● Problem to solve: Would you print the records below word for word, without the pictures?

Stored entries:
::::::::

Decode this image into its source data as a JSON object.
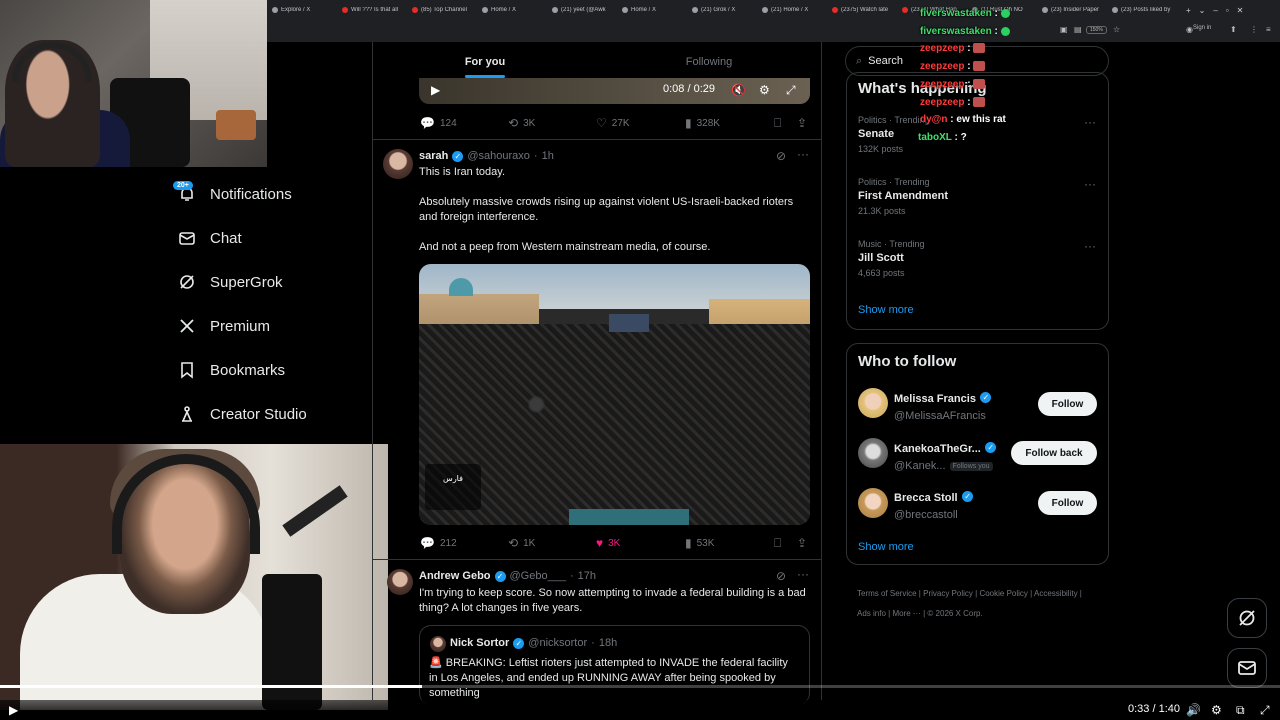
{
  "browser": {
    "tabs": [
      {
        "label": "Explore / X",
        "icon": "x-icon"
      },
      {
        "label": "Will ??? Is that all",
        "icon": "youtube-icon"
      },
      {
        "label": "(85) Top Channel",
        "icon": "youtube-icon"
      },
      {
        "label": "Home / X",
        "icon": "x-icon"
      },
      {
        "label": "(21) yeet (@Awk",
        "icon": "x-icon"
      },
      {
        "label": "Home / X",
        "icon": "x-icon"
      },
      {
        "label": "(21) Grok / X",
        "icon": "x-icon"
      },
      {
        "label": "(21) Home / X",
        "icon": "x-icon"
      },
      {
        "label": "(2375) Watch late",
        "icon": "youtube-icon"
      },
      {
        "label": "(2374) What Hap",
        "icon": "youtube-icon"
      },
      {
        "label": "(1) Rust Oh NO",
        "icon": "x-icon"
      },
      {
        "label": "(23) Insider Paper",
        "icon": "x-icon"
      },
      {
        "label": "(23) Posts liked by",
        "icon": "x-icon"
      }
    ],
    "zoom": "150%",
    "sign_in": "Sign in"
  },
  "nav": {
    "notifications_badge": "20+",
    "items": [
      {
        "label": "Notifications",
        "icon": "bell-icon"
      },
      {
        "label": "Chat",
        "icon": "mail-icon"
      },
      {
        "label": "SuperGrok",
        "icon": "grok-icon"
      },
      {
        "label": "Premium",
        "icon": "x-logo-icon"
      },
      {
        "label": "Bookmarks",
        "icon": "bookmark-icon"
      },
      {
        "label": "Creator Studio",
        "icon": "creator-icon"
      }
    ]
  },
  "feed": {
    "tabs": [
      "For you",
      "Following"
    ],
    "video": {
      "time": "0:08 / 0:29"
    },
    "post0_stats": {
      "replies": "124",
      "reposts": "3K",
      "likes": "27K",
      "views": "328K"
    },
    "post1": {
      "name": "sarah",
      "handle": "@sahouraxo",
      "time": "1h",
      "line1": "This is Iran today.",
      "line2": "Absolutely massive crowds rising up against violent US-Israeli-backed rioters and foreign interference.",
      "line3": "And not a peep from Western mainstream media, of course.",
      "image_watermark": "فارس",
      "stats": {
        "replies": "212",
        "reposts": "1K",
        "likes": "3K",
        "views": "53K"
      }
    },
    "post2": {
      "name": "Andrew Gebo",
      "handle": "@Gebo___",
      "time": "17h",
      "text": "I'm trying to keep score. So now attempting to invade a federal building is a bad thing? A lot changes in five years.",
      "quote": {
        "name": "Nick Sortor",
        "handle": "@nicksortor",
        "time": "18h",
        "text": "🚨 BREAKING: Leftist rioters just attempted to INVADE the federal facility in Los Angeles, and ended up RUNNING AWAY after being spooked by something"
      }
    }
  },
  "right": {
    "search_placeholder": "Search",
    "happening_title": "What's happening",
    "trends": [
      {
        "meta": "Politics · Trending",
        "name": "Senate",
        "posts": "132K posts"
      },
      {
        "meta": "Politics · Trending",
        "name": "First Amendment",
        "posts": "21.3K posts"
      },
      {
        "meta": "Music · Trending",
        "name": "Jill Scott",
        "posts": "4,663 posts"
      }
    ],
    "show_more": "Show more",
    "wtf_title": "Who to follow",
    "follow": [
      {
        "name": "Melissa Francis",
        "handle": "@MelissaAFrancis",
        "button": "Follow",
        "follows_you": ""
      },
      {
        "name": "KanekoaTheGr...",
        "handle": "@Kanek...",
        "button": "Follow back",
        "follows_you": "Follows you"
      },
      {
        "name": "Brecca Stoll",
        "handle": "@breccastoll",
        "button": "Follow",
        "follows_you": ""
      }
    ],
    "footer": [
      "Terms of Service",
      "Privacy Policy",
      "Cookie Policy",
      "Accessibility",
      "Ads info",
      "More ···",
      "© 2026 X Corp."
    ]
  },
  "chat": [
    {
      "user": "fiverswastaken",
      "msg": "",
      "color": "#3ee06b"
    },
    {
      "user": "fiverswastaken",
      "msg": "",
      "color": "#3ee06b"
    },
    {
      "user": "zeepzeep",
      "msg": "",
      "color": "#ff3b3b"
    },
    {
      "user": "zeepzeep",
      "msg": "",
      "color": "#ff3b3b"
    },
    {
      "user": "zeepzeep",
      "msg": "",
      "color": "#ff3b3b"
    },
    {
      "user": "zeepzeep",
      "msg": "",
      "color": "#ff3b3b"
    },
    {
      "user": "dy@n",
      "msg": "ew this rat",
      "color": "#ff3b3b"
    },
    {
      "user": "taboXL",
      "msg": "?",
      "color": "#3ee06b"
    }
  ],
  "player": {
    "time": "0:33 / 1:40",
    "progress": 0.33
  }
}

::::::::

● Answer box:
Decode this image into its source data as a JSON object.
{
  "browser": {
    "tabs": [
      {
        "label": "Explore / X",
        "icon": "x-icon"
      },
      {
        "label": "Will ??? Is that all",
        "icon": "youtube-icon"
      },
      {
        "label": "(85) Top Channel",
        "icon": "youtube-icon"
      },
      {
        "label": "Home / X",
        "icon": "x-icon"
      },
      {
        "label": "(21) yeet (@Awk",
        "icon": "x-icon"
      },
      {
        "label": "Home / X",
        "icon": "x-icon"
      },
      {
        "label": "(21) Grok / X",
        "icon": "x-icon"
      },
      {
        "label": "(21) Home / X",
        "icon": "x-icon"
      },
      {
        "label": "(2375) Watch late",
        "icon": "youtube-icon"
      },
      {
        "label": "(2374) What Hap",
        "icon": "youtube-icon"
      },
      {
        "label": "(1) Rust Oh NO",
        "icon": "x-icon"
      },
      {
        "label": "(23) Insider Paper",
        "icon": "x-icon"
      },
      {
        "label": "(23) Posts liked by",
        "icon": "x-icon"
      }
    ],
    "zoom": "150%",
    "sign_in": "Sign in"
  },
  "nav": {
    "notifications_badge": "20+",
    "items": [
      {
        "label": "Notifications",
        "icon": "bell-icon"
      },
      {
        "label": "Chat",
        "icon": "mail-icon"
      },
      {
        "label": "SuperGrok",
        "icon": "grok-icon"
      },
      {
        "label": "Premium",
        "icon": "x-logo-icon"
      },
      {
        "label": "Bookmarks",
        "icon": "bookmark-icon"
      },
      {
        "label": "Creator Studio",
        "icon": "creator-icon"
      }
    ]
  },
  "feed": {
    "tabs": [
      "For you",
      "Following"
    ],
    "video": {
      "time": "0:08 / 0:29"
    },
    "post0_stats": {
      "replies": "124",
      "reposts": "3K",
      "likes": "27K",
      "views": "328K"
    },
    "post1": {
      "name": "sarah",
      "handle": "@sahouraxo",
      "time": "1h",
      "line1": "This is Iran today.",
      "line2": "Absolutely massive crowds rising up against violent US-Israeli-backed rioters and foreign interference.",
      "line3": "And not a peep from Western mainstream media, of course.",
      "image_watermark": "فارس",
      "stats": {
        "replies": "212",
        "reposts": "1K",
        "likes": "3K",
        "views": "53K"
      }
    },
    "post2": {
      "name": "Andrew Gebo",
      "handle": "@Gebo___",
      "time": "17h",
      "text": "I'm trying to keep score. So now attempting to invade a federal building is a bad thing? A lot changes in five years.",
      "quote": {
        "name": "Nick Sortor",
        "handle": "@nicksortor",
        "time": "18h",
        "text": "🚨 BREAKING: Leftist rioters just attempted to INVADE the federal facility in Los Angeles, and ended up RUNNING AWAY after being spooked by something"
      }
    }
  },
  "right": {
    "search_placeholder": "Search",
    "happening_title": "What's happening",
    "trends": [
      {
        "meta": "Politics · Trending",
        "name": "Senate",
        "posts": "132K posts"
      },
      {
        "meta": "Politics · Trending",
        "name": "First Amendment",
        "posts": "21.3K posts"
      },
      {
        "meta": "Music · Trending",
        "name": "Jill Scott",
        "posts": "4,663 posts"
      }
    ],
    "show_more": "Show more",
    "wtf_title": "Who to follow",
    "follow": [
      {
        "name": "Melissa Francis",
        "handle": "@MelissaAFrancis",
        "button": "Follow",
        "follows_you": ""
      },
      {
        "name": "KanekoaTheGr...",
        "handle": "@Kanek...",
        "button": "Follow back",
        "follows_you": "Follows you"
      },
      {
        "name": "Brecca Stoll",
        "handle": "@breccastoll",
        "button": "Follow",
        "follows_you": ""
      }
    ],
    "footer": [
      "Terms of Service",
      "Privacy Policy",
      "Cookie Policy",
      "Accessibility",
      "Ads info",
      "More ···",
      "© 2026 X Corp."
    ]
  },
  "chat": [
    {
      "user": "fiverswastaken",
      "msg": "",
      "color": "#3ee06b"
    },
    {
      "user": "fiverswastaken",
      "msg": "",
      "color": "#3ee06b"
    },
    {
      "user": "zeepzeep",
      "msg": "",
      "color": "#ff3b3b"
    },
    {
      "user": "zeepzeep",
      "msg": "",
      "color": "#ff3b3b"
    },
    {
      "user": "zeepzeep",
      "msg": "",
      "color": "#ff3b3b"
    },
    {
      "user": "zeepzeep",
      "msg": "",
      "color": "#ff3b3b"
    },
    {
      "user": "dy@n",
      "msg": "ew this rat",
      "color": "#ff3b3b"
    },
    {
      "user": "taboXL",
      "msg": "?",
      "color": "#3ee06b"
    }
  ],
  "player": {
    "time": "0:33 / 1:40",
    "progress": 0.33
  }
}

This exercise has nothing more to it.